I won’t deny it can be entertaining watching delegates squirm as they reflect on their own behaviours, but what happens next is telling.  The results are always lower. It doesn’t matter who we’re delivering to; board members, senior leaders, managers, front line employees or mixed groups, I can guarantee many fewer delegates report having done any of the things listed.

Somewhat mischievously, we suggest that quite clearly most of the delegates in the room don’t need to be in the workshop. Then we ask them what else might lie behind this pattern of results. Eventually, someone always says words to the effect, ‘It’s easier to observe faults in others than it is in ourselves.’ This is undoubtedly true, and it’s an insight we build on.

Perspectives

Next typically (we design for each client so exact content varies) we invite delegates to watch a short dramatised scene in which they see a team member grabbing a moment with their line manager for a ‘quick word!’  On first viewing, delegates’ sympathies tend to be with the team member.  What they’re asking seems reasonable and the manager’s reply is curt at best.

We then introduce delegates to the manager. They get to question them and learn a bit more about them.  Having introduced some more context in this way, we revisit the dramatised scene again. But this time we show it more from the manager’s perspective.  Same lines, but slightly different body language and inflections.  The impact is striking and it’s amazing to process with the delegates how quickly you can have sympathy with another perspective.

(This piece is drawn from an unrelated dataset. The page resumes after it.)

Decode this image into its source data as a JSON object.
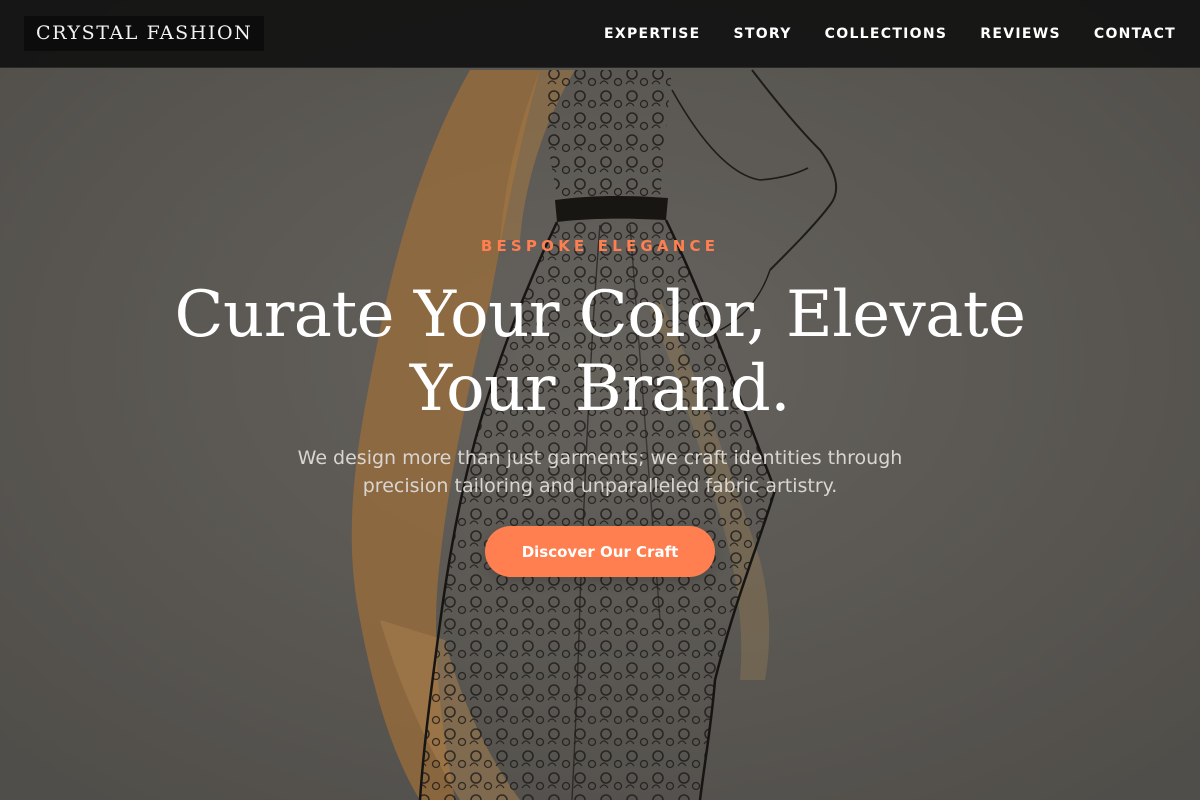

This is how we gently introduce people to the notion, summed in Robert Evans’ quote, ‘There are three sides to every story: your side, my side, and the truth.’ Or as we adapt it for delegates, there’s my world, your world and the ‘real world’. The real world is where we put the audience next; they become the outside eye, able to appreciate both perspectives, at least to some degree!

Learning into action

In our final slice of dramatised action, we show delegates a scene in which the characters exhibit a range of inappropriate attitudes and behaviours. Then, using stop-start (forum) theatre, we get delegates to explore how to challenge inappropriate behaviours when they observe them, as a bystander. It’s a safe opportunity for them to take what they’ve learned about what constitutes negative behaviour and about the different perspectives that are at play, and practise interventions to make a positive difference.

To be clear, we’re not saying the perpetrator or recipient of unwanted attitudes or behaviours don’t have a responsibility to do something about it. But in this exercise, we want to explore why and how we can all play a part in maintaining an inclusive working environment. In fact, we typically frame this and other parts of the workshop in terms of the organisations stated core values and behaviours, where they have them, so they become more than simply ‘words on a piece of paper’ (as one delegate memorably called them).

The end

Of course, all of this doesn’t stop negative behaviour in its tracks overnight. And we are always very clear with clients that our Bullying and Harassment workshop should never be a replacement for taking appropriate action with known perpetrators. It does, however, as our evaluation results show, increase organisation-wide awareness of what exactly constitutes unacceptable attitudes and behaviours. It also boosts delegates’ confidence to do something about it when they come across it. All of which helps explain why nine out of ten delegates see the workshop as a worthwhile session to take part in.

So, sad as it is to see requests for help with bullying and harassment rising, it’s really good to know we have a tried and tested means to offer practical, effective support.


If you’re interested to know more about our approach, feel free to get in touch. I can fill in the details, and we have video material and evaluation results we can share. Also, it’s well worth keeping an eye on our Events page for opportunities to catch one of our showcases.